Pollok House bridge

The tearoom is located in what was the kitchens of the house and it’s obviously the place to go for lunch as it was very well patronised. It’s worth taking a look down there even if you don’t want anything to eat or drink as it’s all very Downton Abbey-ish, with the butler’s telephone booth. I recommend the gingerbread though Jack chose the shortbread, we sampled each others – as you do, both were very tasty. There’s also a good exhibition of Scottish landscape paintings downstairs.

It was a good day out all in all.

The Queensferry Bridge from Fife, Scotland

It’s all go at the construction site of the new Queensferry Crossing, which is what I believe the new bridge spanning the River Forth is being called. You can just see a bit of the garden of a house on the right hand side, they have a great view of it all.

North Queensferry

The new bridge is reaching out over to Fife, they seem to be getting on with it quite quickly. In fact they’re way ahead of schedule and well under budget too – how often does that happen?!

North Queensferry

I think it’s going to look quite elegant when it’s finished.

North Queensferry

On one of our many recent night time journeys over what I suppose must now be called the old Forth Road Bridge, we took a detour down to the edge of the Forth so that I could take some photos by night.

New Queensferry  Bridge at night 1
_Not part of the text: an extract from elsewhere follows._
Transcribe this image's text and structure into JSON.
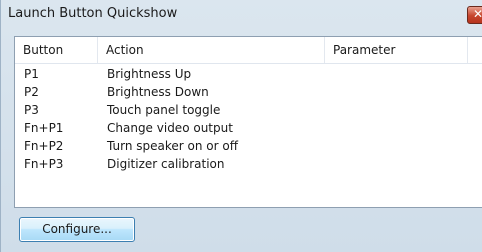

It’s all well lit up as you can see, I think they’re working round the clock on it but there should be no danger of any vessels bumping into it. It’s quite a sight I think.

New Queensferry Bridge at night 2